▶ **WHAT THE EXERCISE ASKS**: Give an exact copy of the data that follows.

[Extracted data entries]
════

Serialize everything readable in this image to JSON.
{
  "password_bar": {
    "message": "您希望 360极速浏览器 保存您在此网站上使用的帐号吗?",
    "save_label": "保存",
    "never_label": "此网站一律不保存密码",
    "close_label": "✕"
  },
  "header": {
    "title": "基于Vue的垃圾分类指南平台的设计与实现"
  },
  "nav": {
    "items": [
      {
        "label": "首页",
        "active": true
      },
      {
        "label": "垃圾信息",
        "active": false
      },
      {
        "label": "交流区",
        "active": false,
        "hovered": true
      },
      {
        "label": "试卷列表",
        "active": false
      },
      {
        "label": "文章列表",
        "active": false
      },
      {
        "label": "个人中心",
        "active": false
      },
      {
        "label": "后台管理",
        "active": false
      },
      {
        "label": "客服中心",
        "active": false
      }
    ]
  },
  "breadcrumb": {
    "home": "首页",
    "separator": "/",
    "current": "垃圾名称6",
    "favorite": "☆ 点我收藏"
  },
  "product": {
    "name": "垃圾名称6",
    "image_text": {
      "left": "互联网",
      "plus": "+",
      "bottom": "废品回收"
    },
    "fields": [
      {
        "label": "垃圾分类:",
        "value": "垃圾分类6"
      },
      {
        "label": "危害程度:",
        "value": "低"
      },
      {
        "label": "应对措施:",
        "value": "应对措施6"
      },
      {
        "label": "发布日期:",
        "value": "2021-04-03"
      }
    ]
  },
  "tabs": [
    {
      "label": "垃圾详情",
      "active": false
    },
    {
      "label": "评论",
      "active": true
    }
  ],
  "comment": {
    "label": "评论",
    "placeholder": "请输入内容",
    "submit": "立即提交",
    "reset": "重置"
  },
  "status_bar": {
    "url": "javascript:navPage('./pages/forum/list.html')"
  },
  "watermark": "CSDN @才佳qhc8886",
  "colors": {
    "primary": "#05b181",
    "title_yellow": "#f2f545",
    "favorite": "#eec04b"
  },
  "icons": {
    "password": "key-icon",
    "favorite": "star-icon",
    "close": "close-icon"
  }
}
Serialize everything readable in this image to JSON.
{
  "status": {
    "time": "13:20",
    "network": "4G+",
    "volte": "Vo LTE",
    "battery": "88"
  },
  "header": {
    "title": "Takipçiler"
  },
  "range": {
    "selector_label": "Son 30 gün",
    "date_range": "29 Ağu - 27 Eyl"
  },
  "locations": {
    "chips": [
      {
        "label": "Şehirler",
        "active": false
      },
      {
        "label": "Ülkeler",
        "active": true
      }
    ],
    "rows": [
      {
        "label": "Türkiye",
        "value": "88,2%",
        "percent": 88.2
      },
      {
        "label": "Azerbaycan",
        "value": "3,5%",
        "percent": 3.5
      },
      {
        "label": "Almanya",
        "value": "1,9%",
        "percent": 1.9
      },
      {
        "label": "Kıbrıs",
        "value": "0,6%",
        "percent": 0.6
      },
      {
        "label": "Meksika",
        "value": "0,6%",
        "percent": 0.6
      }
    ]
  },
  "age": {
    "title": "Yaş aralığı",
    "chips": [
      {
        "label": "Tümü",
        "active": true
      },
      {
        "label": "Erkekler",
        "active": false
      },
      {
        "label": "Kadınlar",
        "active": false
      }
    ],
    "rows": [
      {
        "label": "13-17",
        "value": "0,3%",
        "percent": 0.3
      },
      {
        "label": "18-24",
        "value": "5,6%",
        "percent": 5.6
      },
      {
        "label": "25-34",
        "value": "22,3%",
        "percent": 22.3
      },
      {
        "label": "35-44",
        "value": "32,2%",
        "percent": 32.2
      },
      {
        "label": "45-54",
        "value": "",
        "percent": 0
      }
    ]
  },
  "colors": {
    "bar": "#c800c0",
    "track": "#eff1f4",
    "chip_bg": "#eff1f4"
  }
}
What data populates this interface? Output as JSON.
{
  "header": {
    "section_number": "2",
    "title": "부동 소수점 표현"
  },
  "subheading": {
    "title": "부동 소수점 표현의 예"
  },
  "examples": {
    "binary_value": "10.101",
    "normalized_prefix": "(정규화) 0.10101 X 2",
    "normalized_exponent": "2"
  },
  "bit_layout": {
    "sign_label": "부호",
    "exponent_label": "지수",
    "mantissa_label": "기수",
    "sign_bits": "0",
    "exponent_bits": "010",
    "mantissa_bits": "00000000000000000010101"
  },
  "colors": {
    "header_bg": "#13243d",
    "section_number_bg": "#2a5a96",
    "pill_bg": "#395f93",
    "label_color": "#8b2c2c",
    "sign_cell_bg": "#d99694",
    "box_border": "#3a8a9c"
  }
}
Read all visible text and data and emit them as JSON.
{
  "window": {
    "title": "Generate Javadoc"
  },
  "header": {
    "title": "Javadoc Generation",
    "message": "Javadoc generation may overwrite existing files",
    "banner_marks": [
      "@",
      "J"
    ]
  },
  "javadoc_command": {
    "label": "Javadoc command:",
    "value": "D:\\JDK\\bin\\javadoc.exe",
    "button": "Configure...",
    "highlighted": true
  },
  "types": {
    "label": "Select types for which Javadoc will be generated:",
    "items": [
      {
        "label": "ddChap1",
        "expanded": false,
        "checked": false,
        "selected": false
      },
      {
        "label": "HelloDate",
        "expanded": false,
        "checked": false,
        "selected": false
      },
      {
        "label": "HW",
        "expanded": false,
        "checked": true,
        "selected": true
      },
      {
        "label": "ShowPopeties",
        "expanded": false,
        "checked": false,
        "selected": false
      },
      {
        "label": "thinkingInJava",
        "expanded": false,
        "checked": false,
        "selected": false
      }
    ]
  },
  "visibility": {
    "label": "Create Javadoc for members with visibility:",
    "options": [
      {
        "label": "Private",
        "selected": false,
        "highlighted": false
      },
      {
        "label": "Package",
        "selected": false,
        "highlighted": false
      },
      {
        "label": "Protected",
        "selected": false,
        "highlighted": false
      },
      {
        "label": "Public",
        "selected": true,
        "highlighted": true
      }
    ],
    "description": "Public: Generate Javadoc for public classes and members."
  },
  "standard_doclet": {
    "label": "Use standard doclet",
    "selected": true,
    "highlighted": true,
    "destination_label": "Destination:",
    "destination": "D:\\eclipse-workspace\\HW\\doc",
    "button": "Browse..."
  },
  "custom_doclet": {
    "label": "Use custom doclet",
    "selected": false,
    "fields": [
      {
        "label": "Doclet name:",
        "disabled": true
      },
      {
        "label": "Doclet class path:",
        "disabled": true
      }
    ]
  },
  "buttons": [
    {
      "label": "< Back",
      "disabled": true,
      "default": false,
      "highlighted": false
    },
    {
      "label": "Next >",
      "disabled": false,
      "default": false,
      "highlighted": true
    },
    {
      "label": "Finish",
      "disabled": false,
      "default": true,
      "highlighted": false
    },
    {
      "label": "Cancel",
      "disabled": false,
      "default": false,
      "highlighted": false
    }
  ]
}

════

▶ **PROBLEM SOLUTION**:
Serialize everything readable in this image to JSON.
{
  "password_bar": {
    "message": "您希望 360极速浏览器 保存您在此网站上使用的帐号吗?",
    "save_label": "保存",
    "never_label": "此网站一律不保存密码",
    "close_label": "✕"
  },
  "header": {
    "title": "基于Vue的垃圾分类指南平台的设计与实现"
  },
  "nav": {
    "items": [
      {
        "label": "首页",
        "active": true
      },
      {
        "label": "垃圾信息",
        "active": false
      },
      {
        "label": "交流区",
        "active": false,
        "hovered": true
      },
      {
        "label": "试卷列表",
        "active": false
      },
      {
        "label": "文章列表",
        "active": false
      },
      {
        "label": "个人中心",
        "active": false
      },
      {
        "label": "后台管理",
        "active": false
      },
      {
        "label": "客服中心",
        "active": false
      }
    ]
  },
  "breadcrumb": {
    "home": "首页",
    "separator": "/",
    "current": "垃圾名称6",
    "favorite": "☆ 点我收藏"
  },
  "product": {
    "name": "垃圾名称6",
    "image_text": {
      "left": "互联网",
      "plus": "+",
      "bottom": "废品回收"
    },
    "fields": [
      {
        "label": "垃圾分类:",
        "value": "垃圾分类6"
      },
      {
        "label": "危害程度:",
        "value": "低"
      },
      {
        "label": "应对措施:",
        "value": "应对措施6"
      },
      {
        "label": "发布日期:",
        "value": "2021-04-03"
      }
    ]
  },
  "tabs": [
    {
      "label": "垃圾详情",
      "active": false
    },
    {
      "label": "评论",
      "active": true
    }
  ],
  "comment": {
    "label": "评论",
    "placeholder": "请输入内容",
    "submit": "立即提交",
    "reset": "重置"
  },
  "status_bar": {
    "url": "javascript:navPage('./pages/forum/list.html')"
  },
  "watermark": "CSDN @才佳qhc8886",
  "colors": {
    "primary": "#05b181",
    "title_yellow": "#f2f545",
    "favorite": "#eec04b"
  },
  "icons": {
    "password": "key-icon",
    "favorite": "star-icon",
    "close": "close-icon"
  }
}
Serialize everything readable in this image to JSON.
{
  "status": {
    "time": "13:20",
    "network": "4G+",
    "volte": "Vo LTE",
    "battery": "88"
  },
  "header": {
    "title": "Takipçiler"
  },
  "range": {
    "selector_label": "Son 30 gün",
    "date_range": "29 Ağu - 27 Eyl"
  },
  "locations": {
    "chips": [
      {
        "label": "Şehirler",
        "active": false
      },
      {
        "label": "Ülkeler",
        "active": true
      }
    ],
    "rows": [
      {
        "label": "Türkiye",
        "value": "88,2%",
        "percent": 88.2
      },
      {
        "label": "Azerbaycan",
        "value": "3,5%",
        "percent": 3.5
      },
      {
        "label": "Almanya",
        "value": "1,9%",
        "percent": 1.9
      },
      {
        "label": "Kıbrıs",
        "value": "0,6%",
        "percent": 0.6
      },
      {
        "label": "Meksika",
        "value": "0,6%",
        "percent": 0.6
      }
    ]
  },
  "age": {
    "title": "Yaş aralığı",
    "chips": [
      {
        "label": "Tümü",
        "active": true
      },
      {
        "label": "Erkekler",
        "active": false
      },
      {
        "label": "Kadınlar",
        "active": false
      }
    ],
    "rows": [
      {
        "label": "13-17",
        "value": "0,3%",
        "percent": 0.3
      },
      {
        "label": "18-24",
        "value": "5,6%",
        "percent": 5.6
      },
      {
        "label": "25-34",
        "value": "22,3%",
        "percent": 22.3
      },
      {
        "label": "35-44",
        "value": "32,2%",
        "percent": 32.2
      },
      {
        "label": "45-54",
        "value": "",
        "percent": 0
      }
    ]
  },
  "colors": {
    "bar": "#c800c0",
    "track": "#eff1f4",
    "chip_bg": "#eff1f4"
  }
}
What data populates this interface? Output as JSON.
{
  "header": {
    "section_number": "2",
    "title": "부동 소수점 표현"
  },
  "subheading": {
    "title": "부동 소수점 표현의 예"
  },
  "examples": {
    "binary_value": "10.101",
    "normalized_prefix": "(정규화) 0.10101 X 2",
    "normalized_exponent": "2"
  },
  "bit_layout": {
    "sign_label": "부호",
    "exponent_label": "지수",
    "mantissa_label": "기수",
    "sign_bits": "0",
    "exponent_bits": "010",
    "mantissa_bits": "00000000000000000010101"
  },
  "colors": {
    "header_bg": "#13243d",
    "section_number_bg": "#2a5a96",
    "pill_bg": "#395f93",
    "label_color": "#8b2c2c",
    "sign_cell_bg": "#d99694",
    "box_border": "#3a8a9c"
  }
}
Read all visible text and data and emit them as JSON.
{
  "window": {
    "title": "Generate Javadoc"
  },
  "header": {
    "title": "Javadoc Generation",
    "message": "Javadoc generation may overwrite existing files",
    "banner_marks": [
      "@",
      "J"
    ]
  },
  "javadoc_command": {
    "label": "Javadoc command:",
    "value": "D:\\JDK\\bin\\javadoc.exe",
    "button": "Configure...",
    "highlighted": true
  },
  "types": {
    "label": "Select types for which Javadoc will be generated:",
    "items": [
      {
        "label": "ddChap1",
        "expanded": false,
        "checked": false,
        "selected": false
      },
      {
        "label": "HelloDate",
        "expanded": false,
        "checked": false,
        "selected": false
      },
      {
        "label": "HW",
        "expanded": false,
        "checked": true,
        "selected": true
      },
      {
        "label": "ShowPopeties",
        "expanded": false,
        "checked": false,
        "selected": false
      },
      {
        "label": "thinkingInJava",
        "expanded": false,
        "checked": false,
        "selected": false
      }
    ]
  },
  "visibility": {
    "label": "Create Javadoc for members with visibility:",
    "options": [
      {
        "label": "Private",
        "selected": false,
        "highlighted": false
      },
      {
        "label": "Package",
        "selected": false,
        "highlighted": false
      },
      {
        "label": "Protected",
        "selected": false,
        "highlighted": false
      },
      {
        "label": "Public",
        "selected": true,
        "highlighted": true
      }
    ],
    "description": "Public: Generate Javadoc for public classes and members."
  },
  "standard_doclet": {
    "label": "Use standard doclet",
    "selected": true,
    "highlighted": true,
    "destination_label": "Destination:",
    "destination": "D:\\eclipse-workspace\\HW\\doc",
    "button": "Browse..."
  },
  "custom_doclet": {
    "label": "Use custom doclet",
    "selected": false,
    "fields": [
      {
        "label": "Doclet name:",
        "disabled": true
      },
      {
        "label": "Doclet class path:",
        "disabled": true
      }
    ]
  },
  "buttons": [
    {
      "label": "< Back",
      "disabled": true,
      "default": false,
      "highlighted": false
    },
    {
      "label": "Next >",
      "disabled": false,
      "default": false,
      "highlighted": true
    },
    {
      "label": "Finish",
      "disabled": false,
      "default": true,
      "highlighted": false
    },
    {
      "label": "Cancel",
      "disabled": false,
      "default": false,
      "highlighted": false
    }
  ]
}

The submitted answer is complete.